Employers are rightly concerned about ever growing regulation of businesses in respect of employees, and the ever growing “bundle” of rights for employees that go with it. Whilst it is easy to get it wrong, it could be easier than you think to get it right. Employment legislation is a two way street. The employer who knows their way round the legal landscape, aided by timely and professional advice, can use the law to ensure that employees, whilst protected in many ways, also deliver their side of the employment bargain.
The key, at all stages of the employment relationship, from recruitment to termination, is preparation. Employers should have policies, to ensure that they are not vulnerable to claims of discrimination in recruitment. Every employee must be given a statement of their basic terms and conditions no later than 2 months after the start of their employment. A fuller contract, in addition to, or including the basic terms, is also normally advisable, to cover any additional terms agreed by the parties (some of which no doubt will be for the employer’s benefit).
It is also advisable that there should be a Staff Handbook to accompany the contracts covering critical areas, such as;
- Disciplinary and grievance procedures
- Equal opportunities, anti discrimination, harrassment and bullying policies.
Employers can be liable for discriminatory acts of employees against other employees, and even by customers, clients and other third parties against employees. Properly drafted policies will assist the employer in defending such claims where the employer is unaware of what is going on.
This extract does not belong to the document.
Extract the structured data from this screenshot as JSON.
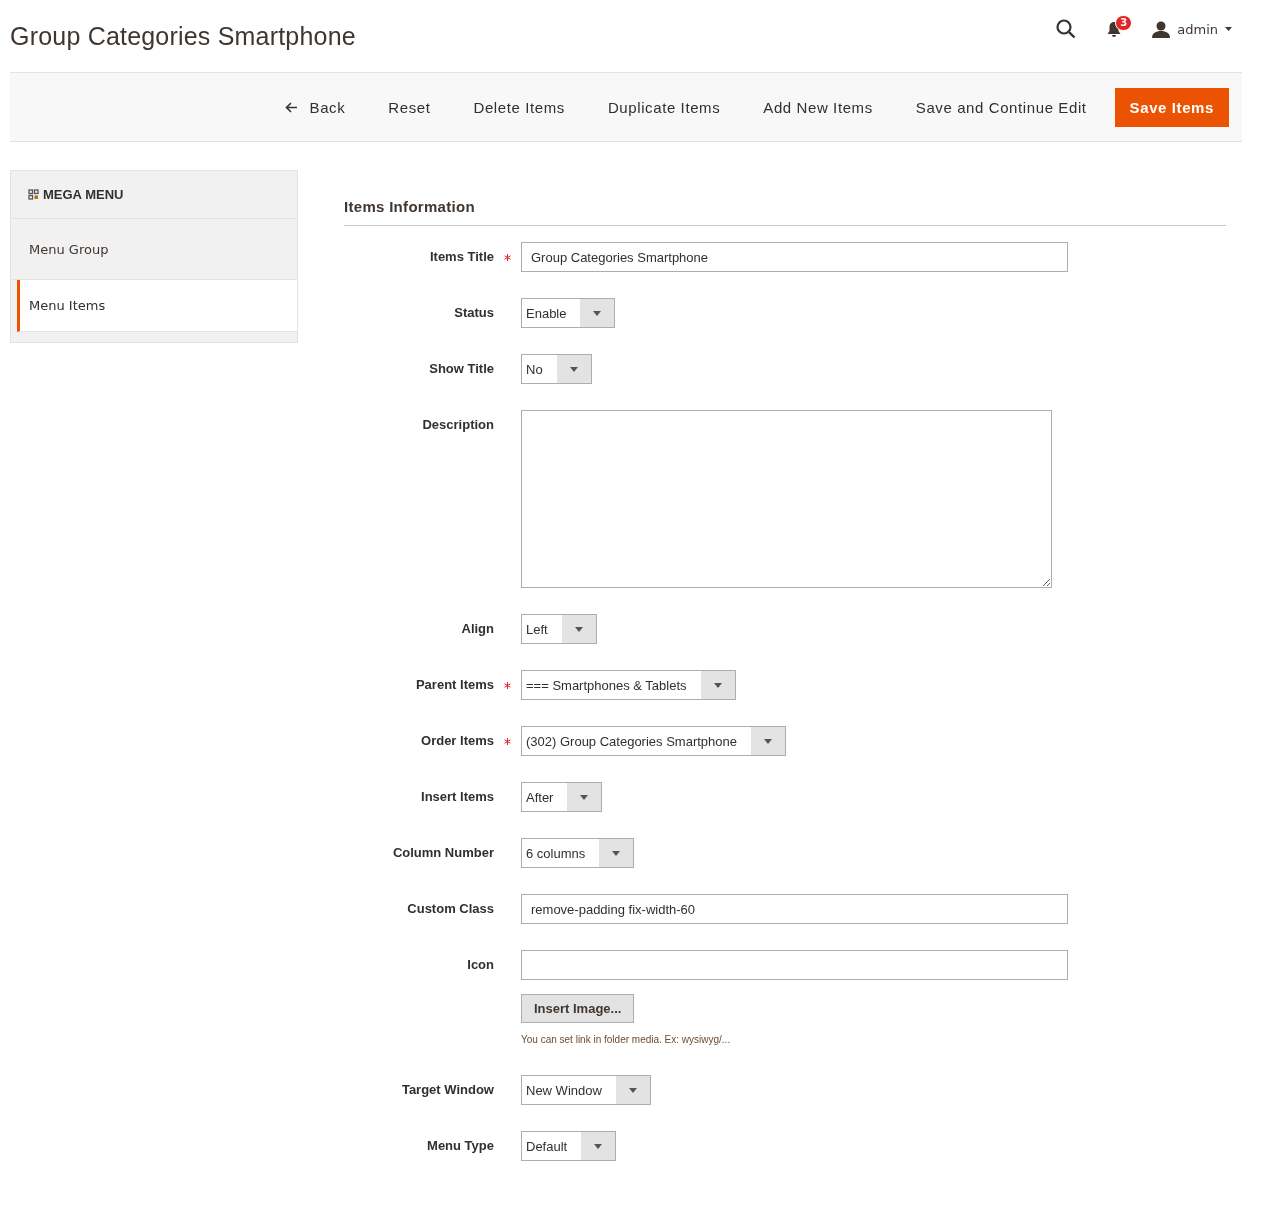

- Health and safety
- Whistle blowing
- Email and internet use
This list is not exhaustive. These are just some of the policies that may be needed. Disciplinary and grievance procedures, and anti discrimination policies are essential however. In discussion with you, legal advice will ensure that your employment documentation is tailored for your business.
If a regular turnover of staff is expected in your business, the following points need to be considered;
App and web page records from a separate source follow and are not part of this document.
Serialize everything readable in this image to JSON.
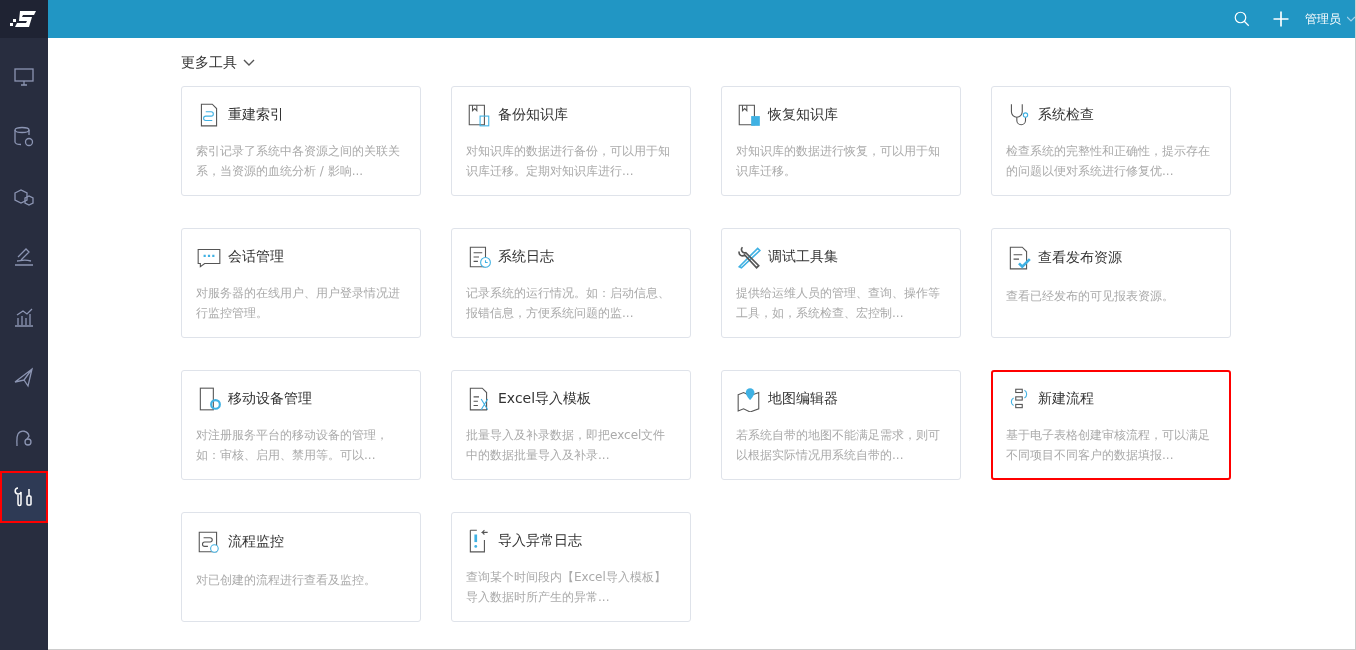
{
  "sidebar": {
    "items": [
      {
        "selected": false,
        "highlighted": false
      },
      {
        "selected": false,
        "highlighted": false
      },
      {
        "selected": false,
        "highlighted": false
      },
      {
        "selected": false,
        "highlighted": false
      },
      {
        "selected": false,
        "highlighted": false
      },
      {
        "selected": false,
        "highlighted": false
      },
      {
        "selected": false,
        "highlighted": false
      },
      {
        "selected": true,
        "highlighted": true
      }
    ]
  },
  "topbar": {
    "user": "管理员"
  },
  "section": {
    "title": "更多工具",
    "expanded": true
  },
  "cards": [
    {
      "title": "重建索引",
      "description": "索引记录了系统中各资源之间的关联关系，当资源的血统分析 / 影响...",
      "highlighted": false
    },
    {
      "title": "备份知识库",
      "description": "对知识库的数据进行备份，可以用于知识库迁移。定期对知识库进行...",
      "highlighted": false
    },
    {
      "title": "恢复知识库",
      "description": "对知识库的数据进行恢复，可以用于知识库迁移。",
      "highlighted": false
    },
    {
      "title": "系统检查",
      "description": "检查系统的完整性和正确性，提示存在的问题以便对系统进行修复优...",
      "highlighted": false
    },
    {
      "title": "会话管理",
      "description": "对服务器的在线用户、用户登录情况进行监控管理。",
      "highlighted": false
    },
    {
      "title": "系统日志",
      "description": "记录系统的运行情况。如：启动信息、报错信息，方便系统问题的监...",
      "highlighted": false
    },
    {
      "title": "调试工具集",
      "description": "提供给运维人员的管理、查询、操作等工具，如，系统检查、宏控制...",
      "highlighted": false
    },
    {
      "title": "查看发布资源",
      "description": "查看已经发布的可见报表资源。",
      "highlighted": false
    },
    {
      "title": "移动设备管理",
      "description": "对注册服务平台的移动设备的管理，如：审核、启用、禁用等。可以...",
      "highlighted": false
    },
    {
      "title": "Excel导入模板",
      "description": "批量导入及补录数据，即把excel文件中的数据批量导入及补录...",
      "highlighted": false
    },
    {
      "title": "地图编辑器",
      "description": "若系统自带的地图不能满足需求，则可以根据实际情况用系统自带的...",
      "highlighted": false
    },
    {
      "title": "新建流程",
      "description": "基于电子表格创建审核流程，可以满足不同项目不同客户的数据填报...",
      "highlighted": true
    },
    {
      "title": "流程监控",
      "description": "对已创建的流程进行查看及监控。",
      "highlighted": false
    },
    {
      "title": "导入异常日志",
      "description": "查询某个时间段内【Excel导入模板】导入数据时所产生的异常...",
      "highlighted": false
    }
  ]
}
- National Minimum Wage
- Health and safety, including induction and training
- Working Time Regulations, such as rest breaks and holidays
Although an employee will usually require either 1 or 2 year’s service, depending on when they started, to bring a claim for unfair dismissal, there are exceptions to this rule. The exceptions include dismissals related to:
- Flexible working
- National Minimum Wage
- Working Time Regulations and
- A Health & Safety breach
Again, this list is not exhaustive and you should seek legal advice before taking any steps to dismiss any employee. Dismissals which fall foul of discrimination legislation can lead to unlimited awards of compensation.
Where there is no discrimination,unfair dismissal compensation can rise to £70,000 plus for employees who are highly paid or who might struggle to find alternative employment.
In addition to this, there is no length of service required for an employee to bring a claim for discrimination. A claim can be brought on the grounds of:
Sex, Race, Pregnancy, Nationality, Disability, Religion and beliefs, Colour, Sexual orientation, Maritul status, Gender reassignment, Ethnicity or age.
In the event that an employer (for example, a franchisee) buys another business, the implications of the Transfer of Undertakings (Protection of Employment) Regulations 2006 which will affect the rights of your existing and, in the case of buying a business, new employees.
We offer an Insurance Protection Scheme which will support your business. For a fixed fee we offer the following package to protect you and your business;
- Helpline – immediate contact and support from a qualified solicitor operational throughout the working day
- Health check on Employment documents – we will make sure that you have up to date Contracts of Employment and Staff Handbooks to cater specifically for your industry
- Tribunal proceedings representation and awards – in the event that a claim is brought against your business, the Scheme will support you throughout the process.